- GIVEN ENTRIES:
________________

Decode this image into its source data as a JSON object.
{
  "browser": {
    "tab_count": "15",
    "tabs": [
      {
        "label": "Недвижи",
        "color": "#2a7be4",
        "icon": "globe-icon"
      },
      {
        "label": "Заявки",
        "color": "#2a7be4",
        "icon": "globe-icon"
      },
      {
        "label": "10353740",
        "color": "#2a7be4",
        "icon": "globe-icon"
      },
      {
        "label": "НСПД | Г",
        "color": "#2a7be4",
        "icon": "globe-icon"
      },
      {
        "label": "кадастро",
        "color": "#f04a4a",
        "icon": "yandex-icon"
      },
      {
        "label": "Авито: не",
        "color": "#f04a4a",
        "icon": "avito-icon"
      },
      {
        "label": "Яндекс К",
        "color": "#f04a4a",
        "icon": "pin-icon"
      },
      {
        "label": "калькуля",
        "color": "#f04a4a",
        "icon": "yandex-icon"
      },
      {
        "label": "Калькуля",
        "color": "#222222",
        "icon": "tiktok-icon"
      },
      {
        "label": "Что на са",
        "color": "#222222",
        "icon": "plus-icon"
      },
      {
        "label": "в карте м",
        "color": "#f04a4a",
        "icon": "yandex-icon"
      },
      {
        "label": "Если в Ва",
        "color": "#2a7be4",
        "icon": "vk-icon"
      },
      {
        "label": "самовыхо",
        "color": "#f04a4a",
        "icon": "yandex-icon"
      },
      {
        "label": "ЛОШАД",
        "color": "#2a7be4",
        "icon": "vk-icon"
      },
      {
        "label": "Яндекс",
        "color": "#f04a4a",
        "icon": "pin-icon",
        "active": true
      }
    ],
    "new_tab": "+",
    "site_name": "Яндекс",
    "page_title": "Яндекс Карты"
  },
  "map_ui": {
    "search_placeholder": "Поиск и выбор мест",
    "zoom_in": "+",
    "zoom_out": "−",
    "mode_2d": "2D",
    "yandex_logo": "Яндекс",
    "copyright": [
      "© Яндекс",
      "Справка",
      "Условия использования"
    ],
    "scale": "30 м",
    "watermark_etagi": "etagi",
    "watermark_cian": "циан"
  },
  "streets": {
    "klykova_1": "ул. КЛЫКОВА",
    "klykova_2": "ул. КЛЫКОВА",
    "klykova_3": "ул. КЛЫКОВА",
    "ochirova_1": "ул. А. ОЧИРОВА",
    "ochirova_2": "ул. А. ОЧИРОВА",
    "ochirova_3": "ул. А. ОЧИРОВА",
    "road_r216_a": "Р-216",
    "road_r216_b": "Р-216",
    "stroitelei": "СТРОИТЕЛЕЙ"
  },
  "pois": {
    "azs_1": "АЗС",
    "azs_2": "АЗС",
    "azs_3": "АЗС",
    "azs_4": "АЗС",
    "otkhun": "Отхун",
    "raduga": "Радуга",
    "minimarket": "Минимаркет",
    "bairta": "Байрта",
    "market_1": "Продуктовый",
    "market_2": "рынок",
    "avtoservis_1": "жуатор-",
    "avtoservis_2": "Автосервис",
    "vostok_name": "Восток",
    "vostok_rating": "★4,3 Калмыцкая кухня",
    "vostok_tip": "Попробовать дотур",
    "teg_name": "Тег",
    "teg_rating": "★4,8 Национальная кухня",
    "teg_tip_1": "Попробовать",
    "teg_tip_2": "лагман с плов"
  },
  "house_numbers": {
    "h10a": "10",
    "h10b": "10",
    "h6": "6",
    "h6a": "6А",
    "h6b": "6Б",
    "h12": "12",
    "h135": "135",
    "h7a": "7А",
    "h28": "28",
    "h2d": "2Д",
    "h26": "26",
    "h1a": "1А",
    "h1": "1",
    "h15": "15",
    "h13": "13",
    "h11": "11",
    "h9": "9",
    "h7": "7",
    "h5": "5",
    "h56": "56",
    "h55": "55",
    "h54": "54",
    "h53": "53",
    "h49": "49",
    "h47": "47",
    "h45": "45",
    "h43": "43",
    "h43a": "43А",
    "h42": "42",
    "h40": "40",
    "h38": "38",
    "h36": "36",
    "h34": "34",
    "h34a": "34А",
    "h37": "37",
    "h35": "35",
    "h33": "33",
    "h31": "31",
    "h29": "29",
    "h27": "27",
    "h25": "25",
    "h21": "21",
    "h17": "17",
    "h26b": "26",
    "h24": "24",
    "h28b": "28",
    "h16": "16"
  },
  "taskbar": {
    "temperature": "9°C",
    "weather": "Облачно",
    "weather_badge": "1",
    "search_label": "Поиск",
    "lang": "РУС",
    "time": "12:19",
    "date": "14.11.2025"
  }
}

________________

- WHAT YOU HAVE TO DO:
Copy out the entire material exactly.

- COMPLETED TASK:
Decode this image into its source data as a JSON object.
{
  "browser": {
    "tab_count": "15",
    "tabs": [
      {
        "label": "Недвижи",
        "color": "#2a7be4",
        "icon": "globe-icon"
      },
      {
        "label": "Заявки",
        "color": "#2a7be4",
        "icon": "globe-icon"
      },
      {
        "label": "10353740",
        "color": "#2a7be4",
        "icon": "globe-icon"
      },
      {
        "label": "НСПД | Г",
        "color": "#2a7be4",
        "icon": "globe-icon"
      },
      {
        "label": "кадастро",
        "color": "#f04a4a",
        "icon": "yandex-icon"
      },
      {
        "label": "Авито: не",
        "color": "#f04a4a",
        "icon": "avito-icon"
      },
      {
        "label": "Яндекс К",
        "color": "#f04a4a",
        "icon": "pin-icon"
      },
      {
        "label": "калькуля",
        "color": "#f04a4a",
        "icon": "yandex-icon"
      },
      {
        "label": "Калькуля",
        "color": "#222222",
        "icon": "tiktok-icon"
      },
      {
        "label": "Что на са",
        "color": "#222222",
        "icon": "plus-icon"
      },
      {
        "label": "в карте м",
        "color": "#f04a4a",
        "icon": "yandex-icon"
      },
      {
        "label": "Если в Ва",
        "color": "#2a7be4",
        "icon": "vk-icon"
      },
      {
        "label": "самовыхо",
        "color": "#f04a4a",
        "icon": "yandex-icon"
      },
      {
        "label": "ЛОШАД",
        "color": "#2a7be4",
        "icon": "vk-icon"
      },
      {
        "label": "Яндекс",
        "color": "#f04a4a",
        "icon": "pin-icon",
        "active": true
      }
    ],
    "new_tab": "+",
    "site_name": "Яндекс",
    "page_title": "Яндекс Карты"
  },
  "map_ui": {
    "search_placeholder": "Поиск и выбор мест",
    "zoom_in": "+",
    "zoom_out": "−",
    "mode_2d": "2D",
    "yandex_logo": "Яндекс",
    "copyright": [
      "© Яндекс",
      "Справка",
      "Условия использования"
    ],
    "scale": "30 м",
    "watermark_etagi": "etagi",
    "watermark_cian": "циан"
  },
  "streets": {
    "klykova_1": "ул. КЛЫКОВА",
    "klykova_2": "ул. КЛЫКОВА",
    "klykova_3": "ул. КЛЫКОВА",
    "ochirova_1": "ул. А. ОЧИРОВА",
    "ochirova_2": "ул. А. ОЧИРОВА",
    "ochirova_3": "ул. А. ОЧИРОВА",
    "road_r216_a": "Р-216",
    "road_r216_b": "Р-216",
    "stroitelei": "СТРОИТЕЛЕЙ"
  },
  "pois": {
    "azs_1": "АЗС",
    "azs_2": "АЗС",
    "azs_3": "АЗС",
    "azs_4": "АЗС",
    "otkhun": "Отхун",
    "raduga": "Радуга",
    "minimarket": "Минимаркет",
    "bairta": "Байрта",
    "market_1": "Продуктовый",
    "market_2": "рынок",
    "avtoservis_1": "жуатор-",
    "avtoservis_2": "Автосервис",
    "vostok_name": "Восток",
    "vostok_rating": "★4,3 Калмыцкая кухня",
    "vostok_tip": "Попробовать дотур",
    "teg_name": "Тег",
    "teg_rating": "★4,8 Национальная кухня",
    "teg_tip_1": "Попробовать",
    "teg_tip_2": "лагман с плов"
  },
  "house_numbers": {
    "h10a": "10",
    "h10b": "10",
    "h6": "6",
    "h6a": "6А",
    "h6b": "6Б",
    "h12": "12",
    "h135": "135",
    "h7a": "7А",
    "h28": "28",
    "h2d": "2Д",
    "h26": "26",
    "h1a": "1А",
    "h1": "1",
    "h15": "15",
    "h13": "13",
    "h11": "11",
    "h9": "9",
    "h7": "7",
    "h5": "5",
    "h56": "56",
    "h55": "55",
    "h54": "54",
    "h53": "53",
    "h49": "49",
    "h47": "47",
    "h45": "45",
    "h43": "43",
    "h43a": "43А",
    "h42": "42",
    "h40": "40",
    "h38": "38",
    "h36": "36",
    "h34": "34",
    "h34a": "34А",
    "h37": "37",
    "h35": "35",
    "h33": "33",
    "h31": "31",
    "h29": "29",
    "h27": "27",
    "h25": "25",
    "h21": "21",
    "h17": "17",
    "h26b": "26",
    "h24": "24",
    "h28b": "28",
    "h16": "16"
  },
  "taskbar": {
    "temperature": "9°C",
    "weather": "Облачно",
    "weather_badge": "1",
    "search_label": "Поиск",
    "lang": "РУС",
    "time": "12:19",
    "date": "14.11.2025"
  }
}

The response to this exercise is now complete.